City’s groundwater sources ‘not improving’

City’s groundwater sources ‘not improving’
By Bernadette Parco
Sun.Star Cebu
March 23, 2011

THERE is no improvement in the level of saltwater intrusion in Metro Cebu in the last five years, said a University of San Carlos (USC) water expert.

To augment water supply, the construction of additional reservoirs is recommended.

“The groundwater is not better. While saltwater has not moved fast for the past five years, it has also not moved back. It is status quo since five years ago; it is not improving,” said Engr. Fe Walag of the USC Water Resources Center.
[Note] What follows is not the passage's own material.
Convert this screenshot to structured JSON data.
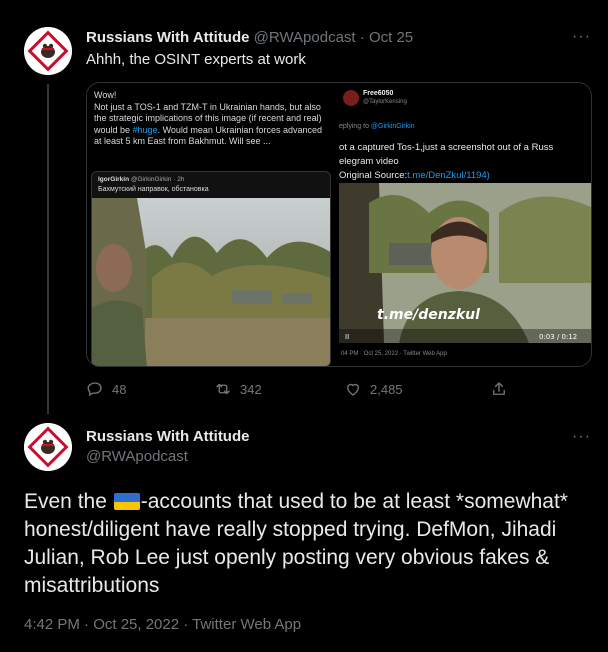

Saltwater intrusion is attributed to over-extraction of groundwater. This results to water wells being rendered useless as aquifers became saline.

“We hope what we are doing can help allow rainwater in going underground, by setting up this facility,” she told reporters yesterday after the blessing and inauguration of the Buhisan Eco-Center, as part of the celebration of 18th World Water Day.

World Water Day is an initiative of the United Nations to promote the sustainable management of freshwater resources.

The center is a showcase of environment efforts of non-government organizations, such as the Philippine Business for Social Progress (PBSP), Cebu Uniting for Sustainable Water (CUSW), the Metropolitan Cebu Water District (MCWD) and the Cebu City Government.

The facility includes a rainwater catchment system, heritage tree nursery and the Buhisan Butterfly Garden.

The reservoir is located with the 629-hectare Buhisan watershed, one of five watersheds that make up the Cebu Central Protected Landscape (CCPL).

The dam is the only surface water source of Metro Cebu, with production ranging from 5,000 cubic meters (cu. m.) per day during the dry season to 10,000 cu. m. per day during the rainy season.

Walag said the more rainwater is collected, the more water will go to the rivers and seep into the ground to recharge the aquifer.

“Because of the changing climate what we need are more reservoirs,” said Walag.
The proposed sites are the rivers of Mananga, Kotkot, Lusaran and also urban rivers like Buhisan, Bulacao, Lahug and Guadalupe.

“There are sites that are good for the reservoirs. What is needed is the will to construct (the reservoirs),” she said.

“We keep talking about proposals, all the good studies, but we refuse to implement them,” she said.

MCWD general manager Engr. Armando Paredes assured the quality of water served to its clients is maintained.

He said water is processed at the Tisa Filter Plant and daily bacteriological tests are conducted.

Paredes said the eco-center would be the venue to educate people to care for the environment and protect water sources.

The Freedom from Debt Coalition (FDC) noted in a press statement that “drinking water
is finite.”

“In our country alone, 50 of our 421 rivers have already been declared biologically dead. There is a pressing need to conserve and protect our freshwater resources, and that need is further multiplied by the impacts of climate change,” the group said.

“Now is a more urgent time than before to ensure that competition for our water resources does not translate into the deprivation of any man, woman or child of the water that they require for an adequate standard of living,” the group said.